If there's one current theme in our Sports Jersey Week coverage, it's this: Roma are a damn good looking team, and I'm not talking about that six month stretch when we had Luca Toni. My parents were both artists, so I should be able to articulate this better, but having the ability to dance along the red, yellow, and orange spectrums gives the club a wealth of design options. They're not bound by a rigid striped aesthetic like Juventus or the Milan clubs, and they can tweak the warmth of the red base and yellow/orange trim to provide their fans with fresh looks every year. It's somewhat ironic, but there's a certain freedom designers have when working with perhaps the oldest color scheme in Western Civilization.
Even with that artistic license, at the end of the day Roma fans can take comfort in their home shirts always being red and their away shirts nearly always being white.

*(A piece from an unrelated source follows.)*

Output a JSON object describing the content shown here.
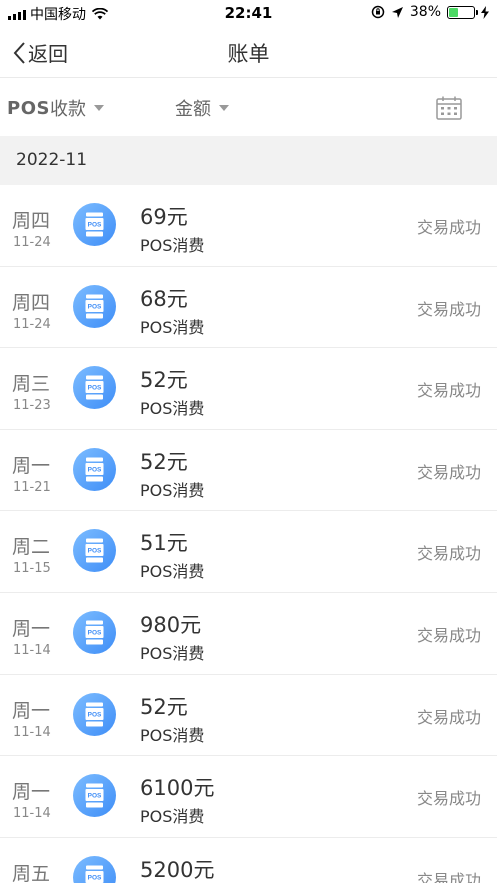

But when it comes to third shirts, there are no rules. We've seen blues, bright yellows, blacks, grays, that weird brown/black/camo melange from a few years ago, and even a neon-creamsicle look from 2016-2017.
While you may not love each and every one of those kits, you could at least appreciate them for being different. That's the point of third kits after all—to have a bit of fun. But there was one third shirt that not only failed to inspire me, but continues to mystify me to this day.
This shirt—which liked to call the “Print in Grayscale”—was so ugly, they barely wore it that season; it took lots of searching to even find a shot of it in our database. Now, your opinion may differ from mine, and I certainly can understand the design elements they were striving for, but these shirts were just so bland and boring.
It's one thing to shoot for the gradient look—they did that the very next season with these—but there was just no focal point on these gray kits; nothing that anchored the eye. In those creamsicle kits, you're drawn to the shoulders—the orange sherbet section—and then your gaze is led down the shirt as the space between the color sections increases and the colors themselves become brighter.
You may not have liked that bright orange shirt, but you understood it. I can't say the same for this gray kit: nothing draws you in, nothing pops and nothing blends. And look at that photo; if that lineup was an LCD screen, Woj was the only pixel working properly. These kits were the embodiment of the “fuck it, it's laundry day” ethos.
Roma have mastered the gray shirt before—back in 2006 and just last season with the light gray away kit—but these always fell flat for me and narrowly edged out the 2016-2017 home shirt for my least favorite in recent memory.
What about you? Is there any Roma shirt you particularly hate?